Submitted to: Meeting Abstract
Publication Type: Abstract Only
Publication Acceptance Date: 4/7/2008
Publication Date: 6/28/2008
Citation: Yuk,H-Gyun,Geveke, D.,Zhang,H. 2008. Inactivation of E.coli K12 in buffered peptone water and apple cider by pilot-lant scale supercritical carbon dioxide system [abstract].Institute of Food Technologists (IFT) Annual Meeting.New Orelaans. LA. p.1. Interpretive Summary:

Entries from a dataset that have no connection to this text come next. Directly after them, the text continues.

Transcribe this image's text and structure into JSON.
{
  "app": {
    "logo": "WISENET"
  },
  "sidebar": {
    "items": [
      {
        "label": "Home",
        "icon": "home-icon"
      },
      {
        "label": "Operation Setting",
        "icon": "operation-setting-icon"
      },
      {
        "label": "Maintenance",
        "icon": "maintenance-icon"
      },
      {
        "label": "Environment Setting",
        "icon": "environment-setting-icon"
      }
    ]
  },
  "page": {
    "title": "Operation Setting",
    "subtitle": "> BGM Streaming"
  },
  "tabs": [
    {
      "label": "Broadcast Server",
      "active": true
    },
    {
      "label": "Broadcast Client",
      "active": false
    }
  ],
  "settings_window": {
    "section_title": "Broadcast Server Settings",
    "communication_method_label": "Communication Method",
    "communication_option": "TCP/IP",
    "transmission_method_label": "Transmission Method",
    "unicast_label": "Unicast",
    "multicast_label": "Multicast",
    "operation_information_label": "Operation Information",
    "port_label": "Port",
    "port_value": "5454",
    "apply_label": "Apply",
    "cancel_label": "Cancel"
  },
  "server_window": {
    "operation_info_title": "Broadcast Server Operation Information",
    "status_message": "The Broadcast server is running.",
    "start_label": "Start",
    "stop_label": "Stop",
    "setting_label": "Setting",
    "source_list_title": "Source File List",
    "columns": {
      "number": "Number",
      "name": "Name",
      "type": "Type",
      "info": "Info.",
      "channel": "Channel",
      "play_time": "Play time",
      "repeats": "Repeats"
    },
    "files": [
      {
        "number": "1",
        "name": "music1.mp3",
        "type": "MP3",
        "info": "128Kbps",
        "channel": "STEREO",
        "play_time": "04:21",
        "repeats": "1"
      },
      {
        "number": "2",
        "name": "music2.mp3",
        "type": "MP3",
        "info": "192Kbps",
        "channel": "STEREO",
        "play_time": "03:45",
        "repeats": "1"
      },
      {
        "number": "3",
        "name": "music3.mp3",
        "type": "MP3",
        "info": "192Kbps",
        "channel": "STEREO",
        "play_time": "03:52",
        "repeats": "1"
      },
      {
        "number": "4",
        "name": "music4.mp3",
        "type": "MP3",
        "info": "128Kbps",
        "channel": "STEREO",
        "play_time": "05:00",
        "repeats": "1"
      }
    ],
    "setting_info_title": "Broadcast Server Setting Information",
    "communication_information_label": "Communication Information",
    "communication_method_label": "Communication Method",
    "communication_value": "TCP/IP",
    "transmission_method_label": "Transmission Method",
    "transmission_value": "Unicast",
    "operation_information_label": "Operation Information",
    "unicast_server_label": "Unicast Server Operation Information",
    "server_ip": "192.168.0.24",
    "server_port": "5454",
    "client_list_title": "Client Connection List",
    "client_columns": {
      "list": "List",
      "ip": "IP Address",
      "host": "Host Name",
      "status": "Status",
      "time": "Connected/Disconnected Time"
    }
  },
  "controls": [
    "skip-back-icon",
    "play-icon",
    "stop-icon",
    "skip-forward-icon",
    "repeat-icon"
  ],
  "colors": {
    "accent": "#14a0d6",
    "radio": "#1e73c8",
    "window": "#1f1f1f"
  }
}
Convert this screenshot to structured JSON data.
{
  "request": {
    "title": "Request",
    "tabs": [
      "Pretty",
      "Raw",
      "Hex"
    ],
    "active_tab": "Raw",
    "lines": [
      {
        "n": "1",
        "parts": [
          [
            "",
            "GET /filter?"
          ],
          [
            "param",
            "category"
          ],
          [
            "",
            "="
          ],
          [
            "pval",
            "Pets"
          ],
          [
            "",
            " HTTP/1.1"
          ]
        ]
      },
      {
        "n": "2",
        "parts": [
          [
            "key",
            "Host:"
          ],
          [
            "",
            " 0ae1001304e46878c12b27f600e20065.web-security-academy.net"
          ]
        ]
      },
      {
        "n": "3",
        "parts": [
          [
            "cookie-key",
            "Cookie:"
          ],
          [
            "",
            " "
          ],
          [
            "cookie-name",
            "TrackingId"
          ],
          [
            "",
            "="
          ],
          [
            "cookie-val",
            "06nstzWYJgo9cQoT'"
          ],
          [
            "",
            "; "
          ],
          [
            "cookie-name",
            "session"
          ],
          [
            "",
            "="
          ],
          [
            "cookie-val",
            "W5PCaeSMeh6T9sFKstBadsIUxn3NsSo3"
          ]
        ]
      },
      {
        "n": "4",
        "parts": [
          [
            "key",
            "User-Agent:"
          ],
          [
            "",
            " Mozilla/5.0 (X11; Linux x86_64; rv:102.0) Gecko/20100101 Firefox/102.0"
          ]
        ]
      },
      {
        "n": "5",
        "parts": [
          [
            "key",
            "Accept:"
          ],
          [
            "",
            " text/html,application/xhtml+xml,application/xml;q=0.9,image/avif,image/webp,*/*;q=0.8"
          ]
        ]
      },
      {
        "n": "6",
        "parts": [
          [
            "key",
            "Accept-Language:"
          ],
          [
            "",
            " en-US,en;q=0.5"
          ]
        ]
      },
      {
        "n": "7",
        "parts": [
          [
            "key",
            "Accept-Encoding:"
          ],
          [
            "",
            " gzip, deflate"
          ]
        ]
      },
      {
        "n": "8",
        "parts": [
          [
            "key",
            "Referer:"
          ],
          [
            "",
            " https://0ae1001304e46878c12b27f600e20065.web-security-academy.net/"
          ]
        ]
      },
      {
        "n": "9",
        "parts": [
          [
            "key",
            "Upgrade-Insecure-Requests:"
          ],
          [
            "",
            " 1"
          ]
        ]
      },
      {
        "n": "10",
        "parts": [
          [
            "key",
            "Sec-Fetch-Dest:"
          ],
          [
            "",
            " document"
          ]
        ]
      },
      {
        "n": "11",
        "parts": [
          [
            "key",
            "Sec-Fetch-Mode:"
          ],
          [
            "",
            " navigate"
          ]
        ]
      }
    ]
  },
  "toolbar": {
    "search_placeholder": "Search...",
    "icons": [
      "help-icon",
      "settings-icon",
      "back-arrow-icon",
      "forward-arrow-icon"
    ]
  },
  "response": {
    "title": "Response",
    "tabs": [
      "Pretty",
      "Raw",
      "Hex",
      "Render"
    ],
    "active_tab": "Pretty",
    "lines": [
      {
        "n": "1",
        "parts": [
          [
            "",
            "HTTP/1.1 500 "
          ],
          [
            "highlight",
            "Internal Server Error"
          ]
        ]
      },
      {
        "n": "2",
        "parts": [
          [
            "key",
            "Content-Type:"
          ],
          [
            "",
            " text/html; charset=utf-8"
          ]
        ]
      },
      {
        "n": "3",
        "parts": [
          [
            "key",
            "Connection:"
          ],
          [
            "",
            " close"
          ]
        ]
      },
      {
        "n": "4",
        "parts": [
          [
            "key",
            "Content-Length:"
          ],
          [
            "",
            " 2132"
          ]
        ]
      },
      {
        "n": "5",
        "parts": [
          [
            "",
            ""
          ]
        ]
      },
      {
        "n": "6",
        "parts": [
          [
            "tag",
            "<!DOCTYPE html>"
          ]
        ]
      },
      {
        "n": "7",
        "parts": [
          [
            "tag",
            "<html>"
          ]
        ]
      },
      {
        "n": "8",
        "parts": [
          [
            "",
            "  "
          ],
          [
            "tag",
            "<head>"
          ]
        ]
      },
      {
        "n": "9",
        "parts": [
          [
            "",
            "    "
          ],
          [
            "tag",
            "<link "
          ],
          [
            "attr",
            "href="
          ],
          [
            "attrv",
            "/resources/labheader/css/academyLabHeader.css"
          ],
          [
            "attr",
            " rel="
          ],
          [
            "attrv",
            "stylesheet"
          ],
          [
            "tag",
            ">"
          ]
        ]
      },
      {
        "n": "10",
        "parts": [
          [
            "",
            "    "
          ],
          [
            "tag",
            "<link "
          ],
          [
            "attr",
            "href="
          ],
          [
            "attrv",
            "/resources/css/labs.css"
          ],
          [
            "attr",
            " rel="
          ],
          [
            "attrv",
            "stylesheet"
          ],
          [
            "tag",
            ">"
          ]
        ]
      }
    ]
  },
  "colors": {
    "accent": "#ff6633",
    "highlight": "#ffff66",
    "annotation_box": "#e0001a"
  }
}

Technical Abstract: There is increasing interest in non-thermal processing to inactivate foodborne pathogens and background microflora in juice products. Non-thermal pasteurization ensures safety and may offer better quality products than thermal pasteurization. Of non-thermal technologies, use of supercritical carbon dioxide (SCCO2) is promising in that carbon dioxide (CO2) is non-toxic, non-reactive, non-flammable, inexpensive, and environmentally safe. Data is lacking on the ability of a continuous SCCO2 system to inactivate E. coli K12 in buffered peptone water (BPW) and apple cider. Autoclaved stock BPW (100g/L) diluted in distilled water to 0.1% concentration and pasteurized apple cider without preservatives were used for this study. BPW and apple cider inoculated with E. coli K12 were processed using a SCCO2 system at a CO2 concentration range of 0 – 9.4% (g CO2/100 g product), hold temperatures of 34, 38, and 42C, a system pressure of greater than 7.6 MPa, and a flow rate of 1 L/min. Higher CO2 concentration and temperature enhanced microbial reduction. A 6-log reduction was obtained at 8.1% and 42C for BPW and a 7-log reduction was achieved at 6.8% and 42C for apple cider. To achieve a 5-log reduction of E. coli K12 in BPW, minimum CO2 concentrations of 9.6, 5.9, and 4.8% were needed at 34, 38, and 42C, respectively. For apple cider, minimum concentrations of CO2 for inactivating 5-log unit were 6.2% at 34C, 5.8% at 38C, and 4.1% at 42C. A central composite design indicated that factors significantly (P < 0.05) affecting the inactivation of E. coli K12 were temperatures for BPW and CO2 concentrations for apple cider. This study showed that the pilot-plant scale SCCO2 system could be applicable for non-thermal pasteurization of apple cider.